PRLog - Sep. 24, 2012 - NEW YORK -- In many ways, Michael Kim is a typical Silicon Valley entrepreneur and professional. He is Ivy League educated, has worked at both startup and Fortune 500 companies, and went on to business school to help ease the transition from the manager’s cubicle to the director’s office. But in early 2008, Samsung HR came calling and Michael’s career took a dramatic turn. They wanted to fly him out to Korea to interview for a key role in a new marketing and business development organization. Having been raised in the US and eager to learn more about Samsung and his parents’ homeland, he agreed to the meeting.

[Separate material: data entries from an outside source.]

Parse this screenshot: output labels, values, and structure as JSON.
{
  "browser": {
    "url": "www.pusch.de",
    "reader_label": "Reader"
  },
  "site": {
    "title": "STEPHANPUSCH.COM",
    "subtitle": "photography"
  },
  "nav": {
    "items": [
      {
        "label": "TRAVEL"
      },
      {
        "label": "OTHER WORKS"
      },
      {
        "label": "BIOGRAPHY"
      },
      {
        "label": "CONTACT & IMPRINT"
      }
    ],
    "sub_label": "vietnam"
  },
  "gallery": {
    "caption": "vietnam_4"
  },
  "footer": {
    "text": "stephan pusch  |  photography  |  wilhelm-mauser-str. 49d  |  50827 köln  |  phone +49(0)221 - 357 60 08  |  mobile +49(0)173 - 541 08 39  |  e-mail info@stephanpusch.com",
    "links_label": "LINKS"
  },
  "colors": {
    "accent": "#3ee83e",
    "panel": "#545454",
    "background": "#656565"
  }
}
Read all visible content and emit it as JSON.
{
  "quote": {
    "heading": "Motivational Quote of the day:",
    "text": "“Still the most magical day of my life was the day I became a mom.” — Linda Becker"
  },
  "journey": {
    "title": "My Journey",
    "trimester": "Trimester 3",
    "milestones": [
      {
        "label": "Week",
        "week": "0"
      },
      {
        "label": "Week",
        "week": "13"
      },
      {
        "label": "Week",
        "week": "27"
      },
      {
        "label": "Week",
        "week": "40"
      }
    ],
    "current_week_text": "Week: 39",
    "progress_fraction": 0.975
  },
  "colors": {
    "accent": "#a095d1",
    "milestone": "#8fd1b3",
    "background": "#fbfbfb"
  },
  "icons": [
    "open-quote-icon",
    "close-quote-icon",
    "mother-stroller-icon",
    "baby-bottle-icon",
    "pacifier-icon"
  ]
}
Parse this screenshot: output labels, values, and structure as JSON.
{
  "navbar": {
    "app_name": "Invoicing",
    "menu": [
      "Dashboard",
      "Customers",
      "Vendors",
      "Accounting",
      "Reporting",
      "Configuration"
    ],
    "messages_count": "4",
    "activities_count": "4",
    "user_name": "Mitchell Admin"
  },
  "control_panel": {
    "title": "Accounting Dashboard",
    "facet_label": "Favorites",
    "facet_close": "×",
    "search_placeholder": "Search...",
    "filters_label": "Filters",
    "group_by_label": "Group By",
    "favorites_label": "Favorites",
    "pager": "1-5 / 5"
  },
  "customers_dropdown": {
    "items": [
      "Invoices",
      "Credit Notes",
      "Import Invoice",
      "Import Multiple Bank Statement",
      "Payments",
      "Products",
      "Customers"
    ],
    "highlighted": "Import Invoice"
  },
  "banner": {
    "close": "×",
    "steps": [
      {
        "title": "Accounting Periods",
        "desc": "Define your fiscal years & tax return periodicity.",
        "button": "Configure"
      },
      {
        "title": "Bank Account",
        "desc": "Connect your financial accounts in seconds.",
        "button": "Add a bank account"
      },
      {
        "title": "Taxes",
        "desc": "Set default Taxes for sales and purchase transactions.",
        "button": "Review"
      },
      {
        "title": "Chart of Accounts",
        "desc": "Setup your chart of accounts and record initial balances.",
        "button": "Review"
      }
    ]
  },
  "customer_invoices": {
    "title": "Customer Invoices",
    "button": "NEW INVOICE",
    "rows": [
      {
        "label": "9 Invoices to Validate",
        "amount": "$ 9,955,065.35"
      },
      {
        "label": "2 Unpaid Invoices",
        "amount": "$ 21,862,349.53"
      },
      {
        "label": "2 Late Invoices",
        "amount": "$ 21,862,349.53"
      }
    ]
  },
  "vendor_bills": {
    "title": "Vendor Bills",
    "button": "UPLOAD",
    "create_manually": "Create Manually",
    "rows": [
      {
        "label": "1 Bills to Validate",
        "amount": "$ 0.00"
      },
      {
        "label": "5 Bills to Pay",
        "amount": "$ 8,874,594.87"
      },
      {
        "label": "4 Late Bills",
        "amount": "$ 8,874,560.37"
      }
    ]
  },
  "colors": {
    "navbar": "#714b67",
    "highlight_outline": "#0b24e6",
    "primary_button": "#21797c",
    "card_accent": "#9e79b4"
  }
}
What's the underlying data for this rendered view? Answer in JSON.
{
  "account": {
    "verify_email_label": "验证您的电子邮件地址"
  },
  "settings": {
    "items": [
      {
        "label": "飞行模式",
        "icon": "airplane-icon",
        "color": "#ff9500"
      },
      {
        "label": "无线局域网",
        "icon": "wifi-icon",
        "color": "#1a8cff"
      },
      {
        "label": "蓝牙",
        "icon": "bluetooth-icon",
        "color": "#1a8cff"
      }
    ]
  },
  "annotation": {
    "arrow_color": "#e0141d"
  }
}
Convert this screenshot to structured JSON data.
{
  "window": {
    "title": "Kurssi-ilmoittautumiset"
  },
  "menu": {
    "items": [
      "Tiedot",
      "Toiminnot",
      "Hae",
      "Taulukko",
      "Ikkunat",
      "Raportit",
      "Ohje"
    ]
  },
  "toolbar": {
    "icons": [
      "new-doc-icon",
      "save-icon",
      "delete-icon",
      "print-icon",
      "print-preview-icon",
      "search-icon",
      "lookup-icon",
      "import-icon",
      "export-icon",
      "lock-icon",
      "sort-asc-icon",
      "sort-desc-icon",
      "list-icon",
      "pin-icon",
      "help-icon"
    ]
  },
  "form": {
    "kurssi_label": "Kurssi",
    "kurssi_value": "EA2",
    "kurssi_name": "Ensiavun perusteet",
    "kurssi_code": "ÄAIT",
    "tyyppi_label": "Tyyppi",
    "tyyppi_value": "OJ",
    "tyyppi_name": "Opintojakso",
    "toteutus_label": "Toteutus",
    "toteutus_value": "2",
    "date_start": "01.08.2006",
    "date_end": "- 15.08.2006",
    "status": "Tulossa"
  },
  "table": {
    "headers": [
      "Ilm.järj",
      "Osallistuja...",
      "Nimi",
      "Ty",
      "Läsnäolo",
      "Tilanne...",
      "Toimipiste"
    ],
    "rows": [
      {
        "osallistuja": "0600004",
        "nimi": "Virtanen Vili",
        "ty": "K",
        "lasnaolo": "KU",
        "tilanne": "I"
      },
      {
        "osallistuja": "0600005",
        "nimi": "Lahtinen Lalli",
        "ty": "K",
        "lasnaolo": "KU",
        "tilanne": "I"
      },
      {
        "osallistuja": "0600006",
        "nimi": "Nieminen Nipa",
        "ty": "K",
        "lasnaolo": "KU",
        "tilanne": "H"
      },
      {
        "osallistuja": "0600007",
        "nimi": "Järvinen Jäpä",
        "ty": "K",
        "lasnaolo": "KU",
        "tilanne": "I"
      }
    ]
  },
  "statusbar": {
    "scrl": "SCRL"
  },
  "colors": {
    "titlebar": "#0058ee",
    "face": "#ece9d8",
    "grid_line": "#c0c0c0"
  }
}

After arriving in Korea and being chauffeured to his interviews at Samsung, Michael was given an envelope full of cash and told to “buy a nice dinner” with it. This struck him as odd but, at the time, he didn’t give it much thought. His final round interview was with Samsung’s CEO, Oh-Hyun Kwon. In that meeting, Mr. Kwon emphasized to Michael the importance of bringing in “fresh blood” to Samsung and the “desperate need for change” at the group of companies. In effect, Michael was asked to be a change agent for the company, to identify procedures and processes that were in desperate need of change.
Samsung made a generous offer of employment and Michael began work in the summer of 2008. During his first six months on the job, Michael “kept his nose down and was largely in observation mode,” making sure to work hard and impress his bosses, a VP and an SVP. In early 2009, Michael earned a commendation for his work performance, a rare feat so early in one’s tenure at Samsung.
With those early victories in hand, Michael felt it was time to report on his observations to senior management, per the CEO’s instructions. So Michael met with his bosses, HR, and both in-house and outside counsel for Samsung, reporting instances of intellectual property theft, bribery, accounting fraud, and an overall culture of non-compliance and corruption.
What came next was an utter shock for this Silicon Valley trained professional. He was asked not to come to the office. When pressed, Samsung’s HR told Michael that he was being transferred to another Samsung office. When the transfer never materialized, he was ultimately asked to resign from his position at the company. In a state of total disbelief, Michael contacted the anti-corruption authorities in Korea and was told that they have no jurisdiction over Samsung.
So Michael returned to the US and after many months of deliberation and with the help of an old business school professor, contacted Apple’s Steve Jobs in February of 2011 regarding intellectual property issues that affected Apple products. Mr. Jobs immediately put Michael in touch with Apple’s attorneys and the first of Apple’s lawsuits against Samsung was filed a few months later.